## TRY IT
Return exactly the lines of the data below, from the one that contains "Give me the" through the final line, and leave out every picture.

## DATA LISTING
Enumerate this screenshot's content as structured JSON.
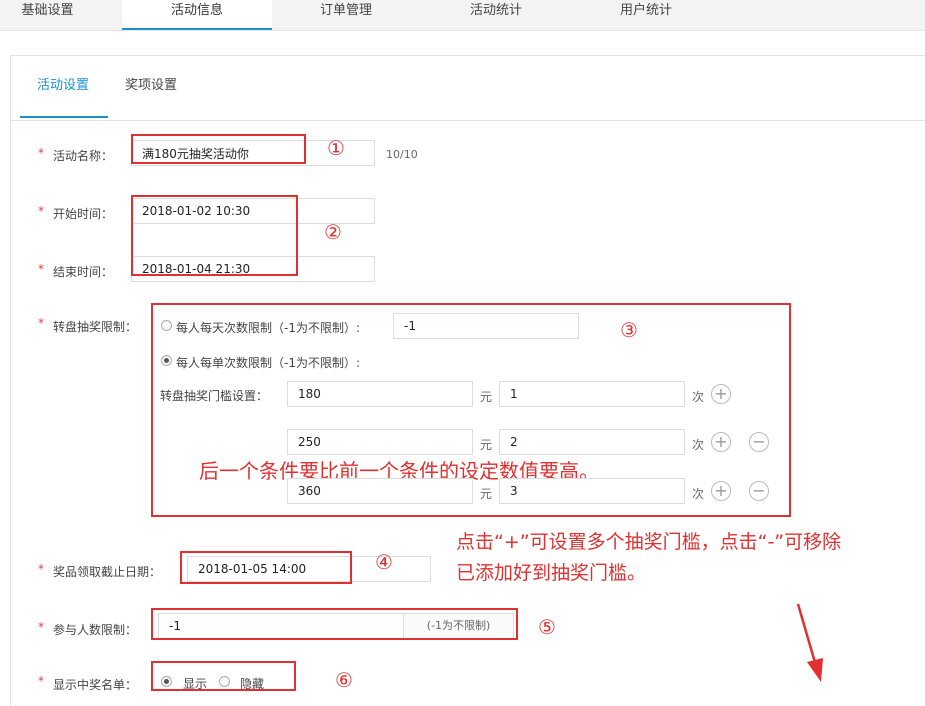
{
  "top_tabs": [
    "基础设置",
    "活动信息",
    "订单管理",
    "活动统计",
    "用户统计"
  ],
  "sub_tabs": [
    "活动设置",
    "奖项设置"
  ],
  "required_mark": "*",
  "activity_name": {
    "label": "活动名称：",
    "value": "满180元抽奖活动你",
    "counter": "10/10"
  },
  "start_time": {
    "label": "开始时间：",
    "value": "2018-01-02 10:30"
  },
  "end_time": {
    "label": "结束时间：",
    "value": "2018-01-04 21:30"
  },
  "wheel_limit": {
    "label": "转盘抽奖限制：",
    "option_daily": "每人每天次数限制（-1为不限制）:",
    "daily_value": "-1",
    "option_single": "每人每单次数限制（-1为不限制）:",
    "threshold_label": "转盘抽奖门槛设置：",
    "unit_yuan": "元",
    "unit_times": "次",
    "thresholds": [
      {
        "amount": "180",
        "times": "1"
      },
      {
        "amount": "250",
        "times": "2"
      },
      {
        "amount": "360",
        "times": "3"
      }
    ]
  },
  "prize_deadline": {
    "label": "奖品领取截止日期：",
    "value": "2018-01-05 14:00"
  },
  "participant_limit": {
    "label": "参与人数限制：",
    "value": "-1",
    "hint": "(-1为不限制)"
  },
  "winner_list": {
    "label": "显示中奖名单：",
    "show": "显示",
    "hide": "隐藏"
  },
  "annotations": {
    "n1": "①",
    "n2": "②",
    "n3": "③",
    "n4": "④",
    "n5": "⑤",
    "n6": "⑥",
    "condition_note": "后一个条件要比前一个条件的设定数值要高。",
    "plus_minus_note_1": "点击“+”可设置多个抽奖门槛，点击“-”可移除",
    "plus_minus_note_2": "已添加好到抽奖门槛。"
  },
  "colors": {
    "accent": "#1e90c9",
    "annotation_red": "#e03030"
  },
  "icons": {
    "add": "plus-circle-icon",
    "remove": "minus-circle-icon",
    "pointer": "arrow-icon"
  }
}
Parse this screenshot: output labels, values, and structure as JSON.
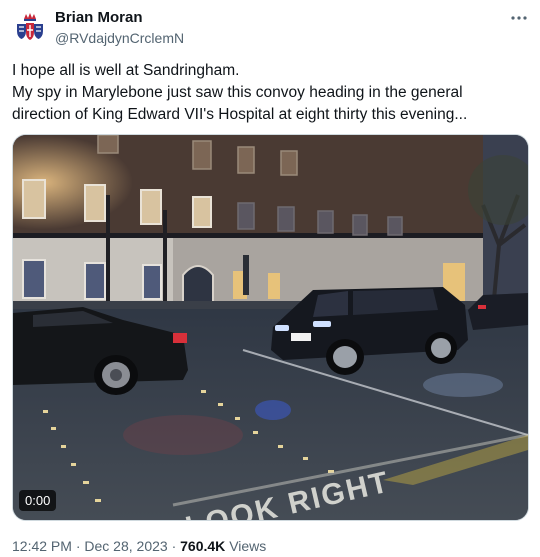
{
  "author": {
    "display_name": "Brian Moran",
    "handle": "@RVdajdynCrclemN",
    "avatar_icon": "crown-crest-icon"
  },
  "more_icon": "more-horizontal-icon",
  "tweet": {
    "lines": [
      "I hope all is well at Sandringham.",
      "My spy in Marylebone just saw this convoy heading in the general",
      "direction of King Edward VII's Hospital at eight thirty this evening..."
    ]
  },
  "media": {
    "type": "video",
    "duration": "0:00",
    "road_marking_text": "LOOK RIGHT"
  },
  "meta": {
    "time": "12:42 PM",
    "separator": "·",
    "date": "Dec 28, 2023",
    "views_count": "760.4K",
    "views_label": "Views"
  },
  "colors": {
    "text_primary": "#0f1419",
    "text_secondary": "#536471",
    "crest_blue": "#2a3f8f",
    "crest_red": "#c8283a"
  }
}
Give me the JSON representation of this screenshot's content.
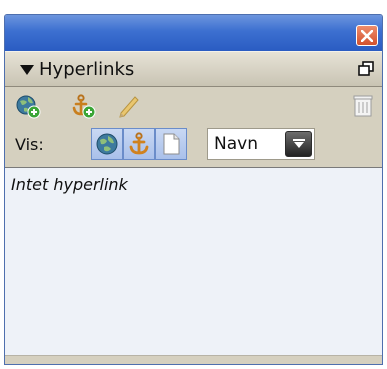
{
  "panel": {
    "tab_title": "Hyperlinks"
  },
  "toolbar": {
    "icons": [
      "globe-add-icon",
      "anchor-add-icon",
      "pencil-icon",
      "trash-icon"
    ]
  },
  "view": {
    "label": "Vis:",
    "filter_icons": [
      "globe-icon",
      "anchor-icon",
      "page-icon"
    ],
    "sort_value": "Navn"
  },
  "list": {
    "empty_text": "Intet hyperlink"
  },
  "colors": {
    "title_bar": "#3c6fd0",
    "close_button": "#d2512e",
    "panel_bg": "#d5d0bf",
    "list_bg": "#eef2f8"
  }
}
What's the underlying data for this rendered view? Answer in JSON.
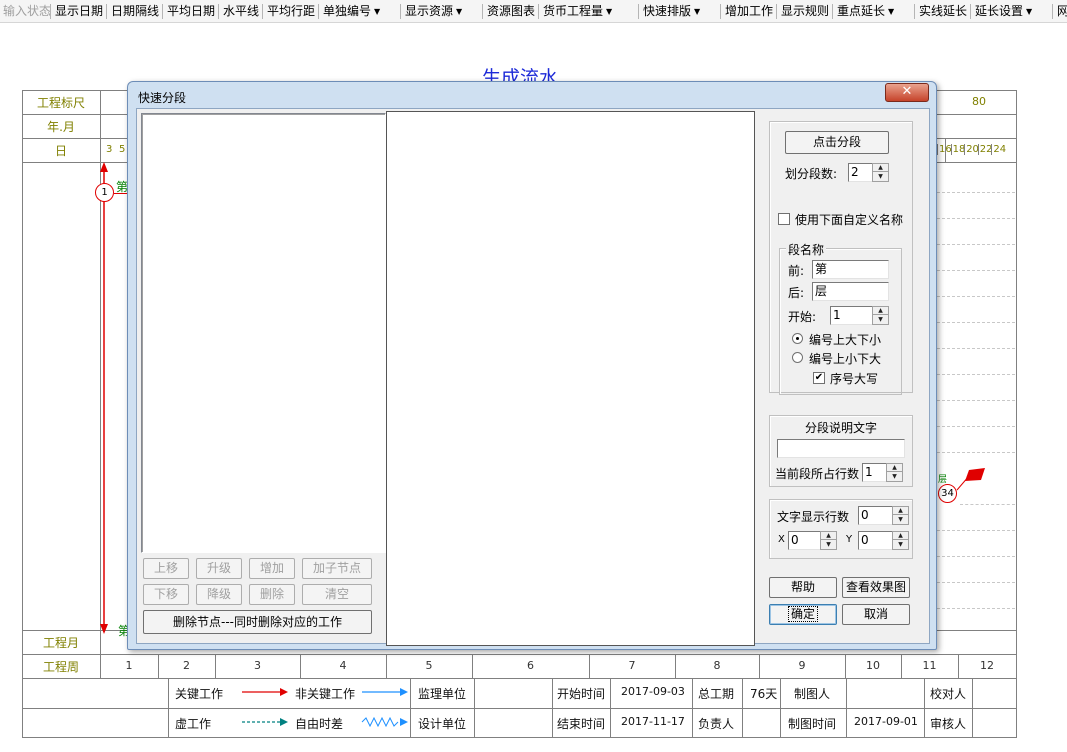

## TASK ANSWER
Give me the JSON representation of this screenshot's content.
{
  "panel": {
    "tab_title": "Hyperlinks"
  },
  "toolbar": {
    "icons": [
      "globe-add-icon",
      "anchor-add-icon",
      "pencil-icon",
      "trash-icon"
    ]
  },
  "view": {
    "label": "Vis:",
    "filter_icons": [
      "globe-icon",
      "anchor-icon",
      "page-icon"
    ],
    "sort_value": "Navn"
  },
  "list": {
    "empty_text": "Intet hyperlink"
  },
  "colors": {
    "title_bar": "#3c6fd0",
    "close_button": "#d2512e",
    "panel_bg": "#d5d0bf",
    "list_bg": "#eef2f8"
  }
}
What's the underlying data for this rendered view? Answer in JSON.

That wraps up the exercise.